* REQUIRED WORK *
When you answer, restate the entries below without altering anything.

Dataset rows for apps and sites:
__________

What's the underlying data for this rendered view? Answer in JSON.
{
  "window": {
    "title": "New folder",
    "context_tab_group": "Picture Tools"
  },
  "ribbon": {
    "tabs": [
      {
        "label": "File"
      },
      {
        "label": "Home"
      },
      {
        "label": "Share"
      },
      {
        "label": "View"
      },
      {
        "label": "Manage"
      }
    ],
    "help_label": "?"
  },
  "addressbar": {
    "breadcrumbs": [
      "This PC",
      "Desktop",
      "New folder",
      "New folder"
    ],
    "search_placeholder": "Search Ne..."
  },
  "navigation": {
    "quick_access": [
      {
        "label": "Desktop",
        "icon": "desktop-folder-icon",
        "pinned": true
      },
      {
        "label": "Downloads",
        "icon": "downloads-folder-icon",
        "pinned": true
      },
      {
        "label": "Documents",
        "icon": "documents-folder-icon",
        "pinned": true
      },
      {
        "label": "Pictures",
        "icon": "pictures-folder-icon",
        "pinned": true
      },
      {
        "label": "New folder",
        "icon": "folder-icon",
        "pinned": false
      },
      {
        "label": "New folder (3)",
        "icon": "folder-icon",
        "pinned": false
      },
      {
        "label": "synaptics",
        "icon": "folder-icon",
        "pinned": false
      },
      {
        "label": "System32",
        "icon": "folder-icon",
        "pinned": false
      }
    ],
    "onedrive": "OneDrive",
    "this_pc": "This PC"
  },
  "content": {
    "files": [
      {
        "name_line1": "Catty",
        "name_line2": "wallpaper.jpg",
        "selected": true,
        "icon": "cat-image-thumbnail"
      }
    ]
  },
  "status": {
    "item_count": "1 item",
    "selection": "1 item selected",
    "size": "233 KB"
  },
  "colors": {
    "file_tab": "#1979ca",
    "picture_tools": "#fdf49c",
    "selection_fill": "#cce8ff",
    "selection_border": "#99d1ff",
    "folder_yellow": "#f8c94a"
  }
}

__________

* RESPONSE TO THE TASK *
What's the underlying data for this rendered view? Answer in JSON.
{
  "window": {
    "title": "New folder",
    "context_tab_group": "Picture Tools"
  },
  "ribbon": {
    "tabs": [
      {
        "label": "File"
      },
      {
        "label": "Home"
      },
      {
        "label": "Share"
      },
      {
        "label": "View"
      },
      {
        "label": "Manage"
      }
    ],
    "help_label": "?"
  },
  "addressbar": {
    "breadcrumbs": [
      "This PC",
      "Desktop",
      "New folder",
      "New folder"
    ],
    "search_placeholder": "Search Ne..."
  },
  "navigation": {
    "quick_access": [
      {
        "label": "Desktop",
        "icon": "desktop-folder-icon",
        "pinned": true
      },
      {
        "label": "Downloads",
        "icon": "downloads-folder-icon",
        "pinned": true
      },
      {
        "label": "Documents",
        "icon": "documents-folder-icon",
        "pinned": true
      },
      {
        "label": "Pictures",
        "icon": "pictures-folder-icon",
        "pinned": true
      },
      {
        "label": "New folder",
        "icon": "folder-icon",
        "pinned": false
      },
      {
        "label": "New folder (3)",
        "icon": "folder-icon",
        "pinned": false
      },
      {
        "label": "synaptics",
        "icon": "folder-icon",
        "pinned": false
      },
      {
        "label": "System32",
        "icon": "folder-icon",
        "pinned": false
      }
    ],
    "onedrive": "OneDrive",
    "this_pc": "This PC"
  },
  "content": {
    "files": [
      {
        "name_line1": "Catty",
        "name_line2": "wallpaper.jpg",
        "selected": true,
        "icon": "cat-image-thumbnail"
      }
    ]
  },
  "status": {
    "item_count": "1 item",
    "selection": "1 item selected",
    "size": "233 KB"
  },
  "colors": {
    "file_tab": "#1979ca",
    "picture_tools": "#fdf49c",
    "selection_fill": "#cce8ff",
    "selection_border": "#99d1ff",
    "folder_yellow": "#f8c94a"
  }
}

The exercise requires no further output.